» **Problem**
Give the number of lines below that contain the word "GBPUSD", and nothing else.

- - - -

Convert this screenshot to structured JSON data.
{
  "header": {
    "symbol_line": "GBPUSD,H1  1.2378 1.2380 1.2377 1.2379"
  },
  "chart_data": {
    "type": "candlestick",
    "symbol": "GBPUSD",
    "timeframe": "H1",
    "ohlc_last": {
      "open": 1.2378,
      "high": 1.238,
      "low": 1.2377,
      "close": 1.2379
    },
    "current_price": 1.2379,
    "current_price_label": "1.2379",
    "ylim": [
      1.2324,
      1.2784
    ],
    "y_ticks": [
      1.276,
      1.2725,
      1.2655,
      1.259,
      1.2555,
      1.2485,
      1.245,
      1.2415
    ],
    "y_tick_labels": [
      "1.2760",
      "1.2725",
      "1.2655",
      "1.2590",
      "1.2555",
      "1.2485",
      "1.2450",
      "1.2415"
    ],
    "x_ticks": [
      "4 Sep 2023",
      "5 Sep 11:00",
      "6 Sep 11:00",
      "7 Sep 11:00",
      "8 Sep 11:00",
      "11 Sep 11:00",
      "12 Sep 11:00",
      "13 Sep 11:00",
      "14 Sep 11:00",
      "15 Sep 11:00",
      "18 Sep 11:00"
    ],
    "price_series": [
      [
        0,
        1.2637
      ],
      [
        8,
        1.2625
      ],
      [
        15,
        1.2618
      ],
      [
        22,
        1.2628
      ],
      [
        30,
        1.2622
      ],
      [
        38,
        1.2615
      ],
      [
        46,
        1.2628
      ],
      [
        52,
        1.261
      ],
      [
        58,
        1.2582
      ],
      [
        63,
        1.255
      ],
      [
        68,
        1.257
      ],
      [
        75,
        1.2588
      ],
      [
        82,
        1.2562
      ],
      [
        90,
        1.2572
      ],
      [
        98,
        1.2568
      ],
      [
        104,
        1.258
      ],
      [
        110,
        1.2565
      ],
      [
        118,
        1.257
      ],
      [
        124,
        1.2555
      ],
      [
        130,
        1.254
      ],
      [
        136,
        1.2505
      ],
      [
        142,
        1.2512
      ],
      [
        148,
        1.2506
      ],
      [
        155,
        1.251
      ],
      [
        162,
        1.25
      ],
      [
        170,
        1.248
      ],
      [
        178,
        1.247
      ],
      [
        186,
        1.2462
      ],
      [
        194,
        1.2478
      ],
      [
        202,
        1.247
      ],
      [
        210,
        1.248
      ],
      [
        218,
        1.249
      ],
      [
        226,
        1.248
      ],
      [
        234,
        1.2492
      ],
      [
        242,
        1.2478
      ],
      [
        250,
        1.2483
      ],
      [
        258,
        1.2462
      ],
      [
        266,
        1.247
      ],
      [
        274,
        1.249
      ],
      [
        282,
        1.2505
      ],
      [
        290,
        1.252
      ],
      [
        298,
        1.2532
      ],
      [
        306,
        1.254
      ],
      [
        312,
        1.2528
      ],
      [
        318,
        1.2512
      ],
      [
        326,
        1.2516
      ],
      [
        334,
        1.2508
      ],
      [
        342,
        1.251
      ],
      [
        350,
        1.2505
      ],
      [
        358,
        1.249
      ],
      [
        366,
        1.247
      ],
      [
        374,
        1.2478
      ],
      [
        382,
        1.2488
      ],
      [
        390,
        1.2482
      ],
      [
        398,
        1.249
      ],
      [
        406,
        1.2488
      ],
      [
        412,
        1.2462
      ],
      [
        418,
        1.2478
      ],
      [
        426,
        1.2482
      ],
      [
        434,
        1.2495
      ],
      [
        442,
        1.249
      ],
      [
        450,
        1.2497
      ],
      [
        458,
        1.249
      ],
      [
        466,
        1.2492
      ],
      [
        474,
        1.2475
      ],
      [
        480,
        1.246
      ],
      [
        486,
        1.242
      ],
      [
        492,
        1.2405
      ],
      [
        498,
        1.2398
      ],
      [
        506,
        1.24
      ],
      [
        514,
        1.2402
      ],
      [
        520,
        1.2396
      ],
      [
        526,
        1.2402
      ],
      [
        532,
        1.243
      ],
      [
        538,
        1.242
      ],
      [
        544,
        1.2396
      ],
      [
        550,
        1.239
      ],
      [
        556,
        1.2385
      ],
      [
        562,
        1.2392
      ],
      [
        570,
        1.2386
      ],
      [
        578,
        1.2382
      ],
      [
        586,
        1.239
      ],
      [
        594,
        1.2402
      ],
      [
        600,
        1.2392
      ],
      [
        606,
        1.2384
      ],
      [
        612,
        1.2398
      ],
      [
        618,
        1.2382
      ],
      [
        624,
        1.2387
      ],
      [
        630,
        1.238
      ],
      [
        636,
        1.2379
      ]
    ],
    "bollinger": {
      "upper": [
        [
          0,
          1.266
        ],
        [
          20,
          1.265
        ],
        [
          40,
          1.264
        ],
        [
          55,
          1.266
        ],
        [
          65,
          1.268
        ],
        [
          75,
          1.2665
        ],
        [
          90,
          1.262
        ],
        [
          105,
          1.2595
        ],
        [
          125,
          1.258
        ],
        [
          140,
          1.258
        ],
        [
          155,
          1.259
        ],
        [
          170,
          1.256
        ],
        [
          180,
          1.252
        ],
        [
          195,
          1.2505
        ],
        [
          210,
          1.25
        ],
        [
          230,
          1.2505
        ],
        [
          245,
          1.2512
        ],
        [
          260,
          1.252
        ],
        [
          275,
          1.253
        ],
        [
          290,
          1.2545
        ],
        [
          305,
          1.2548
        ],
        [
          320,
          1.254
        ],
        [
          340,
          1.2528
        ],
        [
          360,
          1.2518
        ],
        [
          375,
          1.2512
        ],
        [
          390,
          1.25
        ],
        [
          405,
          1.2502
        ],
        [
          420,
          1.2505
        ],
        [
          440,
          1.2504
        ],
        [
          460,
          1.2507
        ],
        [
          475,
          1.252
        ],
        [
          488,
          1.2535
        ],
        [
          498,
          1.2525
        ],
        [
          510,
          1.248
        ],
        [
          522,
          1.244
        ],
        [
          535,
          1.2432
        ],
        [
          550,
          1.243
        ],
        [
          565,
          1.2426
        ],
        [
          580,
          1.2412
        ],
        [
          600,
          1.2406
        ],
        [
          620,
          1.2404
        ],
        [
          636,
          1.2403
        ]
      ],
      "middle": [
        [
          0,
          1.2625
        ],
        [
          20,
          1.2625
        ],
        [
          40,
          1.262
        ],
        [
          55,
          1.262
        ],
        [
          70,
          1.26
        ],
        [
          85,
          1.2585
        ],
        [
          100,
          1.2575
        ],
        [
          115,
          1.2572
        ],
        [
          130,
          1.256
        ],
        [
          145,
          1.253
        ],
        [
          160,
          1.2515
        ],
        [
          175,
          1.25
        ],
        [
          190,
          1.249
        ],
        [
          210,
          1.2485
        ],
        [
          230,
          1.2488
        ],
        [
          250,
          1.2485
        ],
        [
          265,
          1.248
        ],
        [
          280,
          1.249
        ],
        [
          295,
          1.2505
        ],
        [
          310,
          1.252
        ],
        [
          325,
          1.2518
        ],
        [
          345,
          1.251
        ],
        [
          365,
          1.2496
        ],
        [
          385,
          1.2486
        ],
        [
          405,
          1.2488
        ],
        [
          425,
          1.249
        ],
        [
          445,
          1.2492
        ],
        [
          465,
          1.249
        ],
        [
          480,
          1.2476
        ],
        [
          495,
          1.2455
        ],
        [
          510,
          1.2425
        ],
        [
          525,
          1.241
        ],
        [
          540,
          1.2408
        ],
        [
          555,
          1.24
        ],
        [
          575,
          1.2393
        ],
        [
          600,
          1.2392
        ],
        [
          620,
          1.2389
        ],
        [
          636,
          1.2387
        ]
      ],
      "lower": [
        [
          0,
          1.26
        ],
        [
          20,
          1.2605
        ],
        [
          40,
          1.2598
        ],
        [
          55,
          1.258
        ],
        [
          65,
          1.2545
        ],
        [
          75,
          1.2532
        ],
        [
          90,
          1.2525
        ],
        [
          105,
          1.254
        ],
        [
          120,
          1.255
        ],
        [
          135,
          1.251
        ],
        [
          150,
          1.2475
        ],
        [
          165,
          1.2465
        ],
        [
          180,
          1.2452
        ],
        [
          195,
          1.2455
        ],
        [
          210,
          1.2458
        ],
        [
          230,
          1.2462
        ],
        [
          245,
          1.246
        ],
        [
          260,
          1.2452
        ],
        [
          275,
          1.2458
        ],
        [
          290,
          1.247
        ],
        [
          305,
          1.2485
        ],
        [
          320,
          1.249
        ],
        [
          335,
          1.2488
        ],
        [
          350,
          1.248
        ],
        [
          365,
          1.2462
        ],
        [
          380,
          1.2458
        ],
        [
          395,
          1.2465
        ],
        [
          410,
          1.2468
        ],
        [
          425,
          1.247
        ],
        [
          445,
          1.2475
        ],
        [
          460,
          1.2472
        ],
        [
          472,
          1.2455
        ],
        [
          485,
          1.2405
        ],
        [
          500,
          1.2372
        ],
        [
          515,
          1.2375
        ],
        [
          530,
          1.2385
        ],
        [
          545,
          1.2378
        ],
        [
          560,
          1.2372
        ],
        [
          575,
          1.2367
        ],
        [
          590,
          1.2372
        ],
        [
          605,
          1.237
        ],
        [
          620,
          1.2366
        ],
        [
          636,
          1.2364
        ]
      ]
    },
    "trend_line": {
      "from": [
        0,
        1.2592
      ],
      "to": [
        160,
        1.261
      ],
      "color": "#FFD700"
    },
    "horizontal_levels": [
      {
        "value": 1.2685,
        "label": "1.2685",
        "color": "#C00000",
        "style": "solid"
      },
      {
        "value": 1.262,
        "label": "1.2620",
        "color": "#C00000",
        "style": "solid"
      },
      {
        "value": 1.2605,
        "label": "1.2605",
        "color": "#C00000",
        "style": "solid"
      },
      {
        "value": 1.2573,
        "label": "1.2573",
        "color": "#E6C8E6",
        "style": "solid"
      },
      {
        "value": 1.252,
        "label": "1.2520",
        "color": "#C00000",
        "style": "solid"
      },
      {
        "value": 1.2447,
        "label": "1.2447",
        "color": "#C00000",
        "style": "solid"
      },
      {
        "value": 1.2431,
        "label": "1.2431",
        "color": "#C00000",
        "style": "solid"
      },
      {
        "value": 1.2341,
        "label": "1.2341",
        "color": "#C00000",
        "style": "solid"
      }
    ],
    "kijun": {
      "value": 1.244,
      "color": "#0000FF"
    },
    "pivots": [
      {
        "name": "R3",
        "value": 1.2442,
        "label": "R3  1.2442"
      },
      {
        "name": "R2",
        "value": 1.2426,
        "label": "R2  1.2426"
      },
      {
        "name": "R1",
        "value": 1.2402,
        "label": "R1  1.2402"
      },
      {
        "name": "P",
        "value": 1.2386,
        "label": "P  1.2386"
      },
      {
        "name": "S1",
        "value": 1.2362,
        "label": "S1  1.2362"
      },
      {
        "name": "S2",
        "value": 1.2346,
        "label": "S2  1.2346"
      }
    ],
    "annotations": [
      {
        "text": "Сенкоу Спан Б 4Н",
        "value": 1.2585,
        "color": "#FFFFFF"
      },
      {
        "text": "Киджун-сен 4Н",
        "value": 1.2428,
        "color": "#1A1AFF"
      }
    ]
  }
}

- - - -

» **Finished exercise**
2